Would you return each record that follows word for word, without its pictures?

----- Given data -----

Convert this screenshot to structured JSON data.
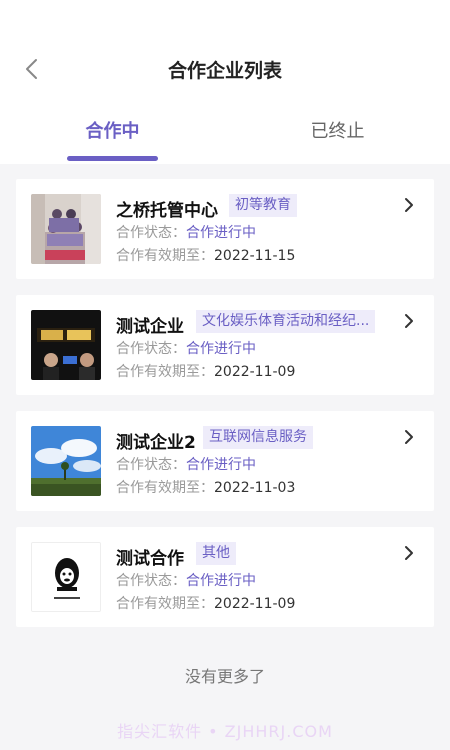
{
  "header": {
    "title": "合作企业列表"
  },
  "tabs": [
    {
      "label": "合作中",
      "active": true
    },
    {
      "label": "已终止",
      "active": false
    }
  ],
  "list": {
    "status_label": "合作状态：",
    "expiry_label": "合作有效期至：",
    "items": [
      {
        "name": "之桥托管中心",
        "tag": "初等教育",
        "status": "合作进行中",
        "expiry": "2022-11-15"
      },
      {
        "name": "测试企业",
        "tag": "文化娱乐体育活动和经纪...",
        "status": "合作进行中",
        "expiry": "2022-11-09"
      },
      {
        "name": "测试企业2",
        "tag": "互联网信息服务",
        "status": "合作进行中",
        "expiry": "2022-11-03"
      },
      {
        "name": "测试合作",
        "tag": "其他",
        "status": "合作进行中",
        "expiry": "2022-11-09"
      }
    ]
  },
  "footer": {
    "no_more": "没有更多了",
    "watermark": "指尖汇软件 • ZJHHRJ.COM"
  },
  "colors": {
    "accent": "#6a5fc4",
    "tag_bg": "#eeecfa",
    "page_bg": "#f5f5f7"
  }
}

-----

* _Task answer_
Convert this screenshot to structured JSON data.
{
  "header": {
    "title": "合作企业列表"
  },
  "tabs": [
    {
      "label": "合作中",
      "active": true
    },
    {
      "label": "已终止",
      "active": false
    }
  ],
  "list": {
    "status_label": "合作状态：",
    "expiry_label": "合作有效期至：",
    "items": [
      {
        "name": "之桥托管中心",
        "tag": "初等教育",
        "status": "合作进行中",
        "expiry": "2022-11-15"
      },
      {
        "name": "测试企业",
        "tag": "文化娱乐体育活动和经纪...",
        "status": "合作进行中",
        "expiry": "2022-11-09"
      },
      {
        "name": "测试企业2",
        "tag": "互联网信息服务",
        "status": "合作进行中",
        "expiry": "2022-11-03"
      },
      {
        "name": "测试合作",
        "tag": "其他",
        "status": "合作进行中",
        "expiry": "2022-11-09"
      }
    ]
  },
  "footer": {
    "no_more": "没有更多了",
    "watermark": "指尖汇软件 • ZJHHRJ.COM"
  },
  "colors": {
    "accent": "#6a5fc4",
    "tag_bg": "#eeecfa",
    "page_bg": "#f5f5f7"
  }
}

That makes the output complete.